# YOUR GOAL
In the entries below, find every line with the string "describing" and copy it.

BEGIN RECORDS SUPPLIED

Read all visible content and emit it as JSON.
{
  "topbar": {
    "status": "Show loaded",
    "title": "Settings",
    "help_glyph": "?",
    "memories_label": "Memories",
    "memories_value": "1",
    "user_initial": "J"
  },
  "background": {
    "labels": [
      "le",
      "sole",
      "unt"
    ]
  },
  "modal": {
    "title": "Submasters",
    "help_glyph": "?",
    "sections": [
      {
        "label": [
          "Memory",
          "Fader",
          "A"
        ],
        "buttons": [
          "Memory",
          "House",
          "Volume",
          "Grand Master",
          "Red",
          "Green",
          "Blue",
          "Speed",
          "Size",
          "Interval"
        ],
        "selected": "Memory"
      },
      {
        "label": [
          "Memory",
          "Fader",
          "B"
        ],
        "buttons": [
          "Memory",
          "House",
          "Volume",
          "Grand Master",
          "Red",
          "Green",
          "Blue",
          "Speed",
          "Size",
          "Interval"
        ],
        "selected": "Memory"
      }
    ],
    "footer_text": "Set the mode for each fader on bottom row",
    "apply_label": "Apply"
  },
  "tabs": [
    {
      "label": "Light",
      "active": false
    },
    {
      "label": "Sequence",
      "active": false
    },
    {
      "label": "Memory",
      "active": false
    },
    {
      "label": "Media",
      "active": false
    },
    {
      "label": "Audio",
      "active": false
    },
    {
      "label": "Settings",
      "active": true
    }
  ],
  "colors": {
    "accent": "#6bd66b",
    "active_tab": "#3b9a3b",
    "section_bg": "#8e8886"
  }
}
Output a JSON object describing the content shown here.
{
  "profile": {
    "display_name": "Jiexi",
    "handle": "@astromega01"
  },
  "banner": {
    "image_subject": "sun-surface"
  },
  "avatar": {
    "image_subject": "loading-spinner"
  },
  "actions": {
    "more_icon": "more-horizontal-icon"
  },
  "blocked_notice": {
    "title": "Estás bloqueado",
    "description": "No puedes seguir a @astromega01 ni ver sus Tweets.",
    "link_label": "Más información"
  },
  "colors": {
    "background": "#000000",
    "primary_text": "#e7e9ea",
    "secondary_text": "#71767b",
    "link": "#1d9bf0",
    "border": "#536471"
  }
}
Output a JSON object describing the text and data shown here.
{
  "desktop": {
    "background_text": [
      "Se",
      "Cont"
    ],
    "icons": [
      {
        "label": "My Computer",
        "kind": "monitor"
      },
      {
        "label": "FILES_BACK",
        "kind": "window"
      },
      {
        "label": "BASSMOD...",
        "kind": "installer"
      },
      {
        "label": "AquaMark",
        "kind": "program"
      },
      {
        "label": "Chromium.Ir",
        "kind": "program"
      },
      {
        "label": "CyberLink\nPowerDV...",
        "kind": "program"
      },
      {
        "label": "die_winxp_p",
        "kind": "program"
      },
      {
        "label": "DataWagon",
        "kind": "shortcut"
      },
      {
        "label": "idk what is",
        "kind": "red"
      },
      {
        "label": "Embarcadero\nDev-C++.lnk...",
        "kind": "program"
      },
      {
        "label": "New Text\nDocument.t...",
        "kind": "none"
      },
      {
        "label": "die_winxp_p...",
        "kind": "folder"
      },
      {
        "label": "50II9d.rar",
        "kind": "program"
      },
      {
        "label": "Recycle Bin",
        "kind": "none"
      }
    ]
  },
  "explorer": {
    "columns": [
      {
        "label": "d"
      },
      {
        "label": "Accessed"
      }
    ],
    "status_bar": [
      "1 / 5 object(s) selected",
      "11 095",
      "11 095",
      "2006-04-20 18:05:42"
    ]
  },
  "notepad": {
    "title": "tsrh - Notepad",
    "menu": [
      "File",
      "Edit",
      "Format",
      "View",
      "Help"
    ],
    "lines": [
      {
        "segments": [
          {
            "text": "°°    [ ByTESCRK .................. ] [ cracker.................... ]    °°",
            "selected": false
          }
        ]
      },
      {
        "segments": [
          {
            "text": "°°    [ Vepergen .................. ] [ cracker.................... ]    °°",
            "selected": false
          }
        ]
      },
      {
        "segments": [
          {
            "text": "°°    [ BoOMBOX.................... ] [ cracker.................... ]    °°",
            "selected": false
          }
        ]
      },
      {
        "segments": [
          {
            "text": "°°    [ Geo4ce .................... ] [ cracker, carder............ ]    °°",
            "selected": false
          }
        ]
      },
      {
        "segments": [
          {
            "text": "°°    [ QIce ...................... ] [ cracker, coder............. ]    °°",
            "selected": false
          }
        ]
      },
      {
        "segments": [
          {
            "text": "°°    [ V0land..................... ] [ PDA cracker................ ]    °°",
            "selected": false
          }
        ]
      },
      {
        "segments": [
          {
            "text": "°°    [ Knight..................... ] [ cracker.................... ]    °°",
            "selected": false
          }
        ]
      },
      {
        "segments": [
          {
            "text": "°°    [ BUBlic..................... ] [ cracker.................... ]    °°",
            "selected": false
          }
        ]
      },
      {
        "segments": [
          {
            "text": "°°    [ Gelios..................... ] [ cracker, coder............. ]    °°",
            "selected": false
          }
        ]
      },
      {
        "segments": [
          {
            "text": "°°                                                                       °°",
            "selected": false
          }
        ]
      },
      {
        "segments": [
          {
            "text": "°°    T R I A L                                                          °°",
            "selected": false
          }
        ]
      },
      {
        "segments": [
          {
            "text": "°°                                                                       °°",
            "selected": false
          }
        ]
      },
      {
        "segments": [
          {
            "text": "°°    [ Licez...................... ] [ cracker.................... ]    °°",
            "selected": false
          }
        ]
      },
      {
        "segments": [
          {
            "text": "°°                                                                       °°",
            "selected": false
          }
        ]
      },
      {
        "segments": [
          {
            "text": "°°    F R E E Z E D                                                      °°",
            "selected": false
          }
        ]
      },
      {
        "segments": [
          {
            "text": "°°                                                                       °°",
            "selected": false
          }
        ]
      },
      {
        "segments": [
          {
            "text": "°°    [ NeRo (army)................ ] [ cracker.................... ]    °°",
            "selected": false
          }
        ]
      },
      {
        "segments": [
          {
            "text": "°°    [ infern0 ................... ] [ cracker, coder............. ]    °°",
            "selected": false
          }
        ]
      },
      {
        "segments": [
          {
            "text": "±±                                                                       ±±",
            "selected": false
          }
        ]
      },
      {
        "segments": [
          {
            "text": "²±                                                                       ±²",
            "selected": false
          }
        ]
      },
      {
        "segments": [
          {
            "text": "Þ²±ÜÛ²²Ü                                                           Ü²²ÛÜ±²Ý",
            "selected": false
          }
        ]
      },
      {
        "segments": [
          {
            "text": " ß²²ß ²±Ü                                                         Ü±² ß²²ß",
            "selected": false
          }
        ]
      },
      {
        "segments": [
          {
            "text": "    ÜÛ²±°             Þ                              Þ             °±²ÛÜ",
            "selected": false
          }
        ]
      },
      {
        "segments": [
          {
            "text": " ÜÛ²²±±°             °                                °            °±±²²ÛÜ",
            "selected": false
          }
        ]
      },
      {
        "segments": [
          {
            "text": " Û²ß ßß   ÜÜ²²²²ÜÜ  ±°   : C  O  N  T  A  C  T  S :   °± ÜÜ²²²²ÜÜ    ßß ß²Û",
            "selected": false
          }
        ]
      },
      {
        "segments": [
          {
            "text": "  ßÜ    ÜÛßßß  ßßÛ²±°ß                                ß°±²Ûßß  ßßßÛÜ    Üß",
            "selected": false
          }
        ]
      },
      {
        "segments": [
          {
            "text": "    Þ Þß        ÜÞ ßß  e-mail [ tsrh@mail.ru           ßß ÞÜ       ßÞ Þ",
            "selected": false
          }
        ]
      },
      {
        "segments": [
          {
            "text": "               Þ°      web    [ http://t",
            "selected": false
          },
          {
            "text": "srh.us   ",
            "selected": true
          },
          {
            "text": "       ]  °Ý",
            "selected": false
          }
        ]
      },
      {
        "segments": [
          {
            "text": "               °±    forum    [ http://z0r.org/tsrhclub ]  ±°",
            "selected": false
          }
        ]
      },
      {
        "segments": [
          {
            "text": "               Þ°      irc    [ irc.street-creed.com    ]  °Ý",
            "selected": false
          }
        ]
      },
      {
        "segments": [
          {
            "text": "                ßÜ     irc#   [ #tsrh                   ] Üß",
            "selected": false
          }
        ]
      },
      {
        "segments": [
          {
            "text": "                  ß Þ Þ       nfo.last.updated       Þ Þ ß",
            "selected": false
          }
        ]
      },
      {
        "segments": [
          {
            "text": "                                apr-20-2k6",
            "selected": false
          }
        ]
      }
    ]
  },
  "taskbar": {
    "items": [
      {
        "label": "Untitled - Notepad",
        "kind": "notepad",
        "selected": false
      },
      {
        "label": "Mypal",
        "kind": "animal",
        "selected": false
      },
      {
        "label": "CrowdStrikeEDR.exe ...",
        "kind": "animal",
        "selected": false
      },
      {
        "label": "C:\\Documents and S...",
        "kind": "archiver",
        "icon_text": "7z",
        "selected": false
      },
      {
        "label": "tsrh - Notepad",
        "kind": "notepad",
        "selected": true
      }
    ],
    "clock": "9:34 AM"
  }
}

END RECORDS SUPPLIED

# EXERCISE OUTPUT
Output a JSON object describing the content shown here.
Output a JSON object describing the text and data shown here.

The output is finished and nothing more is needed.